(Beginning of Source data)
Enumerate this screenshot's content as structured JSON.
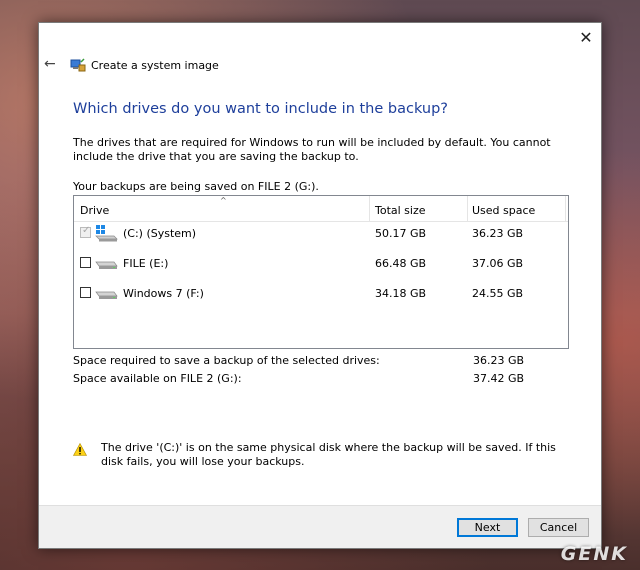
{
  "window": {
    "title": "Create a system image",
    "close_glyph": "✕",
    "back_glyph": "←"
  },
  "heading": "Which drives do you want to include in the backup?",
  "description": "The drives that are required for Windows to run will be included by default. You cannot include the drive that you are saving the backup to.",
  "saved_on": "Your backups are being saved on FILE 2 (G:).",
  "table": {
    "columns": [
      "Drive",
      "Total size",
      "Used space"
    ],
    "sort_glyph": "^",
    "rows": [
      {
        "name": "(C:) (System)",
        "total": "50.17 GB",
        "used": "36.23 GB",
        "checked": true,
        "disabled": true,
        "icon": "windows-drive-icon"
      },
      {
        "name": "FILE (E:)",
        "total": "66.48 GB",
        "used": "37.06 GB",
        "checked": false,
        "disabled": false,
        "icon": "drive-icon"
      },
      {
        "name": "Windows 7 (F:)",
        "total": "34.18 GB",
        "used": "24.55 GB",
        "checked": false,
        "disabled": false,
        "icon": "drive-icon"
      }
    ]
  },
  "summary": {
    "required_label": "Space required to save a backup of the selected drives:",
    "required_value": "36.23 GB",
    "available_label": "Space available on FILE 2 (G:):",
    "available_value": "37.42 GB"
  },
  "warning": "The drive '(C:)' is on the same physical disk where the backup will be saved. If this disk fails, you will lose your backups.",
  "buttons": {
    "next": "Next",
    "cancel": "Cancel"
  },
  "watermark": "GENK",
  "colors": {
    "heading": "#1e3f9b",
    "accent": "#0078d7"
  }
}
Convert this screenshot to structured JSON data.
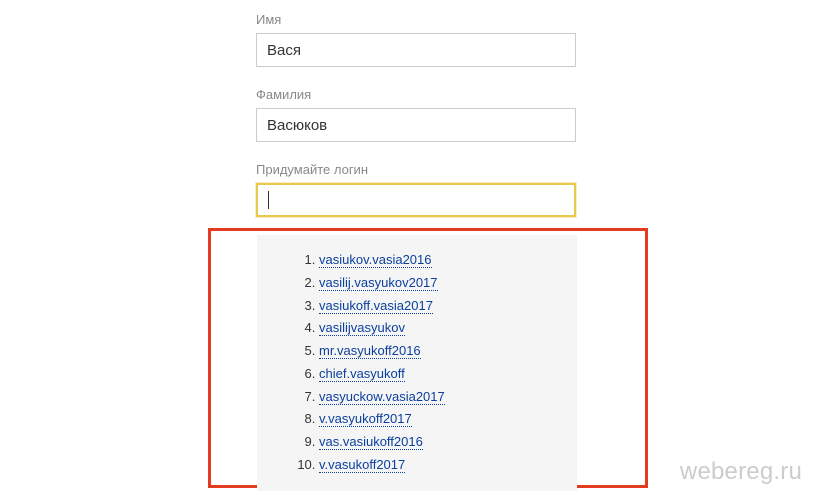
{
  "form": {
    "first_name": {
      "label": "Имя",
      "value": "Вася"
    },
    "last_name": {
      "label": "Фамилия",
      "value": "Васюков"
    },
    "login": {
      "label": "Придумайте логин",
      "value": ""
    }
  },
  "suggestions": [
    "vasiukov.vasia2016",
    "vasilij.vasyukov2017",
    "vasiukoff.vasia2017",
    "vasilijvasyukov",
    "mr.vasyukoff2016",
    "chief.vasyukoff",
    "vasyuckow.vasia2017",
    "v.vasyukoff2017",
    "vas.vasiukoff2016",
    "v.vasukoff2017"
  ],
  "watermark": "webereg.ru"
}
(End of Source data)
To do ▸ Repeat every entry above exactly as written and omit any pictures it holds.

The answer ▸
Enumerate this screenshot's content as structured JSON.
{
  "window": {
    "title": "Create a system image",
    "close_glyph": "✕",
    "back_glyph": "←"
  },
  "heading": "Which drives do you want to include in the backup?",
  "description": "The drives that are required for Windows to run will be included by default. You cannot include the drive that you are saving the backup to.",
  "saved_on": "Your backups are being saved on FILE 2 (G:).",
  "table": {
    "columns": [
      "Drive",
      "Total size",
      "Used space"
    ],
    "sort_glyph": "^",
    "rows": [
      {
        "name": "(C:) (System)",
        "total": "50.17 GB",
        "used": "36.23 GB",
        "checked": true,
        "disabled": true,
        "icon": "windows-drive-icon"
      },
      {
        "name": "FILE (E:)",
        "total": "66.48 GB",
        "used": "37.06 GB",
        "checked": false,
        "disabled": false,
        "icon": "drive-icon"
      },
      {
        "name": "Windows 7 (F:)",
        "total": "34.18 GB",
        "used": "24.55 GB",
        "checked": false,
        "disabled": false,
        "icon": "drive-icon"
      }
    ]
  },
  "summary": {
    "required_label": "Space required to save a backup of the selected drives:",
    "required_value": "36.23 GB",
    "available_label": "Space available on FILE 2 (G:):",
    "available_value": "37.42 GB"
  },
  "warning": "The drive '(C:)' is on the same physical disk where the backup will be saved. If this disk fails, you will lose your backups.",
  "buttons": {
    "next": "Next",
    "cancel": "Cancel"
  },
  "watermark": "GENK",
  "colors": {
    "heading": "#1e3f9b",
    "accent": "#0078d7"
  }
}
Convert this screenshot to structured JSON data.
{
  "form": {
    "first_name": {
      "label": "Имя",
      "value": "Вася"
    },
    "last_name": {
      "label": "Фамилия",
      "value": "Васюков"
    },
    "login": {
      "label": "Придумайте логин",
      "value": ""
    }
  },
  "suggestions": [
    "vasiukov.vasia2016",
    "vasilij.vasyukov2017",
    "vasiukoff.vasia2017",
    "vasilijvasyukov",
    "mr.vasyukoff2016",
    "chief.vasyukoff",
    "vasyuckow.vasia2017",
    "v.vasyukoff2017",
    "vas.vasiukoff2016",
    "v.vasukoff2017"
  ],
  "watermark": "webereg.ru"
}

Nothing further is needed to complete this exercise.